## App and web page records
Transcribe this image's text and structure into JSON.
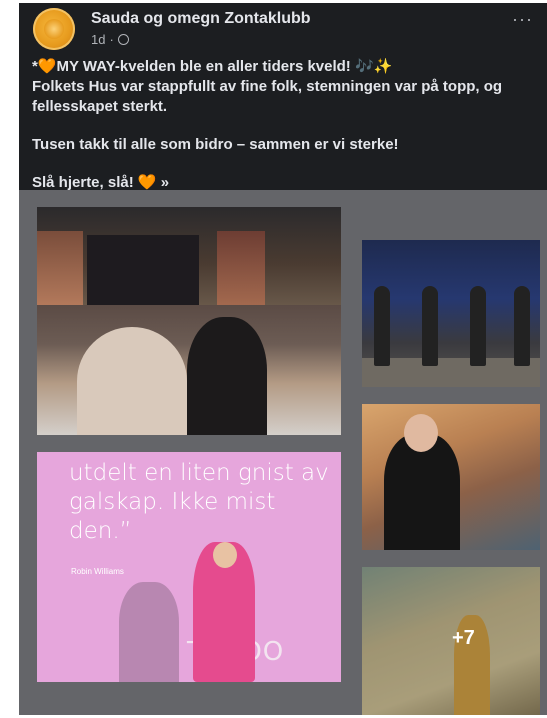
{
  "post": {
    "page_name": "Sauda og omegn Zontaklubb",
    "time": "1d",
    "separator": "·",
    "more_menu": "···",
    "text_line1": "*🧡MY WAY-kvelden ble en aller tiders kveld! 🎶✨",
    "text_line2": "Folkets Hus var stappfullt av fine folk, stemningen var på topp, og fellesskapet sterkt.",
    "text_para2": "Tusen takk til alle som bidro – sammen er vi sterke!",
    "text_para3": "Slå hjerte, slå! 🧡 »",
    "avatar_icon": "rose-logo",
    "privacy_icon": "globe-icon"
  },
  "gallery": {
    "quote": "utdelt en liten gnist av galskap. Ikke mist den.”",
    "quote_author": "Robin Williams",
    "slide_logo": "TAGOO",
    "more_count": "+7"
  },
  "colors": {
    "post_bg": "#1c1e21",
    "gallery_bg": "#646569",
    "text": "#e4e6eb",
    "secondary_text": "#b0b3b8",
    "accent_orange": "#f29a2e"
  }
}
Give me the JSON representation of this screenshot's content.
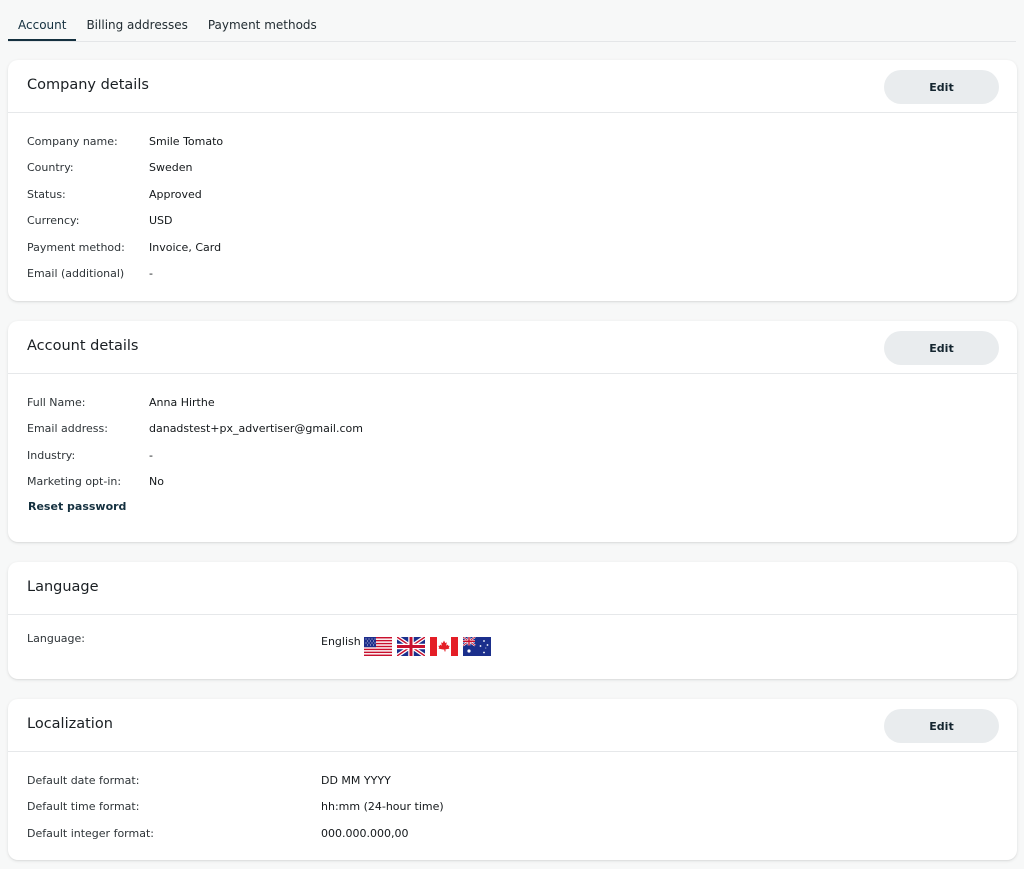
{
  "tabs": [
    {
      "label": "Account",
      "active": true
    },
    {
      "label": "Billing addresses",
      "active": false
    },
    {
      "label": "Payment methods",
      "active": false
    }
  ],
  "company": {
    "title": "Company details",
    "edit_label": "Edit",
    "rows": [
      {
        "label": "Company name:",
        "value": "Smile Tomato"
      },
      {
        "label": "Country:",
        "value": "Sweden"
      },
      {
        "label": "Status:",
        "value": "Approved"
      },
      {
        "label": "Currency:",
        "value": "USD"
      },
      {
        "label": "Payment method:",
        "value": "Invoice, Card"
      },
      {
        "label": "Email (additional)",
        "value": "-"
      }
    ]
  },
  "account": {
    "title": "Account details",
    "edit_label": "Edit",
    "rows": [
      {
        "label": "Full Name:",
        "value": "Anna Hirthe"
      },
      {
        "label": "Email address:",
        "value": "danadstest+px_advertiser@gmail.com"
      },
      {
        "label": "Industry:",
        "value": "-"
      },
      {
        "label": "Marketing opt-in:",
        "value": "No"
      }
    ],
    "reset_password": "Reset password"
  },
  "language": {
    "title": "Language",
    "label": "Language:",
    "value": "English",
    "flags": [
      "us-flag-icon",
      "uk-flag-icon",
      "canada-flag-icon",
      "australia-flag-icon"
    ]
  },
  "localization": {
    "title": "Localization",
    "edit_label": "Edit",
    "rows": [
      {
        "label": "Default date format:",
        "value": "DD MM YYYY"
      },
      {
        "label": "Default time format:",
        "value": "hh:mm (24-hour time)"
      },
      {
        "label": "Default integer format:",
        "value": "000.000.000,00"
      }
    ]
  },
  "colors": {
    "accent": "#14303f",
    "link": "#2368b7",
    "button_bg": "#e9ecee"
  }
}
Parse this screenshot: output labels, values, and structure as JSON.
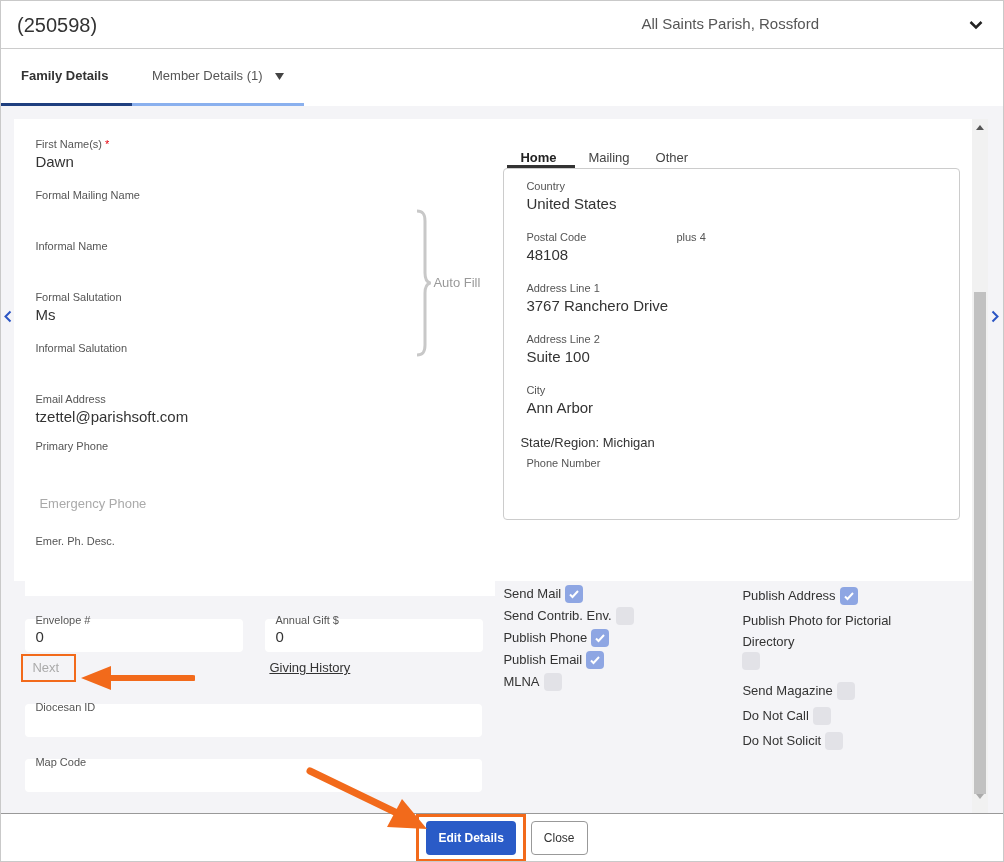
{
  "header": {
    "record_id": "(250598)",
    "parish": "All Saints Parish, Rossford"
  },
  "tabs": [
    {
      "label": "Family Details",
      "selected": true,
      "dropdown": false
    },
    {
      "label": "Member Details (1)",
      "selected": false,
      "dropdown": true
    }
  ],
  "name_fields": [
    {
      "label": "First Name(s)",
      "value": "Dawn",
      "required_mark": "*"
    },
    {
      "label": "Formal Mailing Name"
    },
    {
      "label": "Informal Name"
    },
    {
      "label": "Formal Salutation",
      "value": "Ms"
    },
    {
      "label": "Informal Salutation"
    }
  ],
  "auto_fill": "Auto Fill",
  "contact_fields": [
    {
      "kind": "field",
      "label": "Email Address",
      "value": "tzettel@parishsoft.com"
    },
    {
      "kind": "field",
      "label": "Primary Phone"
    },
    {
      "kind": "placeholder",
      "label": "Emergency Phone"
    },
    {
      "kind": "field",
      "label": "Emer. Ph. Desc."
    }
  ],
  "envelope": {
    "label": "Envelope #",
    "value": "0",
    "link": "Next"
  },
  "annual_gift": {
    "label": "Annual Gift $",
    "value": "0",
    "link": "Giving History"
  },
  "lower_fields": [
    {
      "label": "Diocesan ID"
    },
    {
      "label": "Map Code"
    }
  ],
  "address": {
    "tabs": [
      {
        "label": "Home",
        "selected": true
      },
      {
        "label": "Mailing",
        "selected": false
      },
      {
        "label": "Other",
        "selected": false
      }
    ],
    "fields": [
      {
        "label": "Country",
        "value": "United States"
      },
      {
        "label": "Postal Code",
        "value": "48108",
        "extra_label": "plus 4"
      },
      {
        "label": "Address Line 1",
        "value": "3767 Ranchero Drive"
      },
      {
        "label": "Address Line 2",
        "value": "Suite 100"
      },
      {
        "label": "City",
        "value": "Ann Arbor"
      }
    ],
    "state": "State/Region: Michigan",
    "phone_label": "Phone Number"
  },
  "options_left": [
    {
      "label": "Send Mail",
      "checked": true
    },
    {
      "label": "Send Contrib. Env.",
      "checked": false
    },
    {
      "label": "Publish Phone",
      "checked": true
    },
    {
      "label": "Publish Email",
      "checked": true
    },
    {
      "label": "MLNA",
      "checked": false
    }
  ],
  "options_right": [
    {
      "label": "Publish Address",
      "checked": true
    },
    {
      "label": "Publish Photo for Pictorial Directory",
      "checked": false,
      "box_below": true
    },
    {
      "label": "Send Magazine",
      "checked": false
    },
    {
      "label": "Do Not Call",
      "checked": false
    },
    {
      "label": "Do Not Solicit",
      "checked": false
    }
  ],
  "buttons": [
    {
      "label": "Edit Details",
      "kind": "primary",
      "highlighted": true
    },
    {
      "label": "Close",
      "kind": "secondary",
      "highlighted": false
    }
  ]
}
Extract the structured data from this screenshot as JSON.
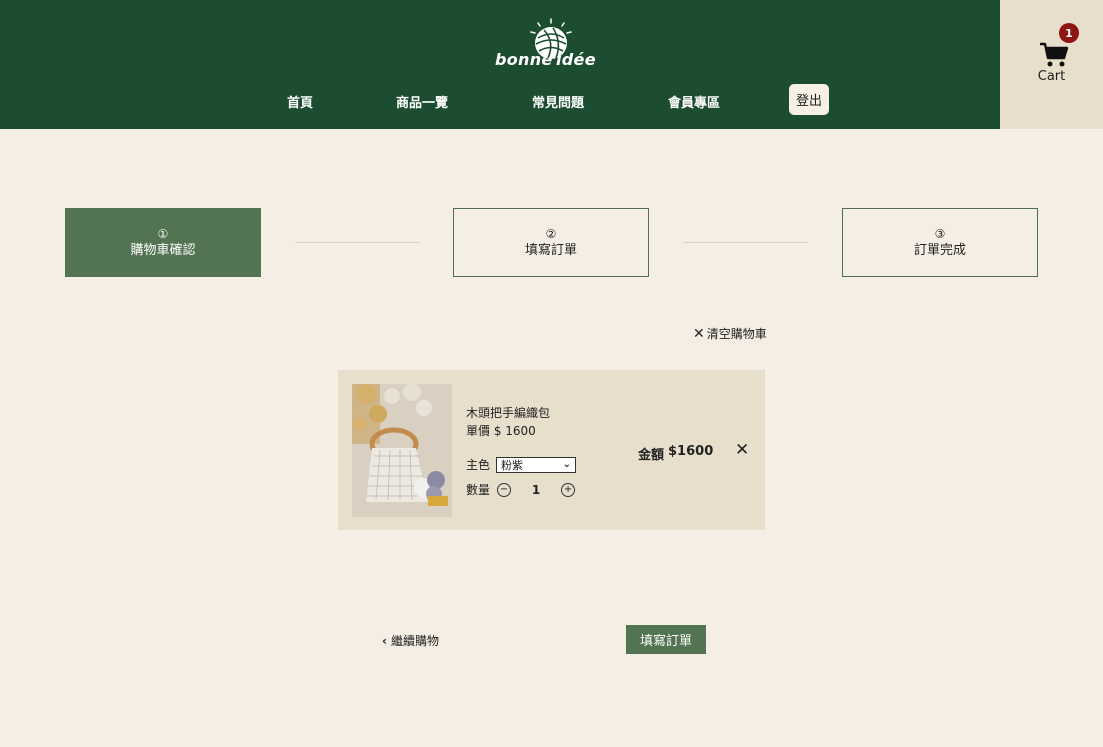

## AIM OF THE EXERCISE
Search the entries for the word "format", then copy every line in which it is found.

## TASK ANSWER
        "label": "Default date format:",
        "label": "Default time format:",
        "label": "Default integer format:",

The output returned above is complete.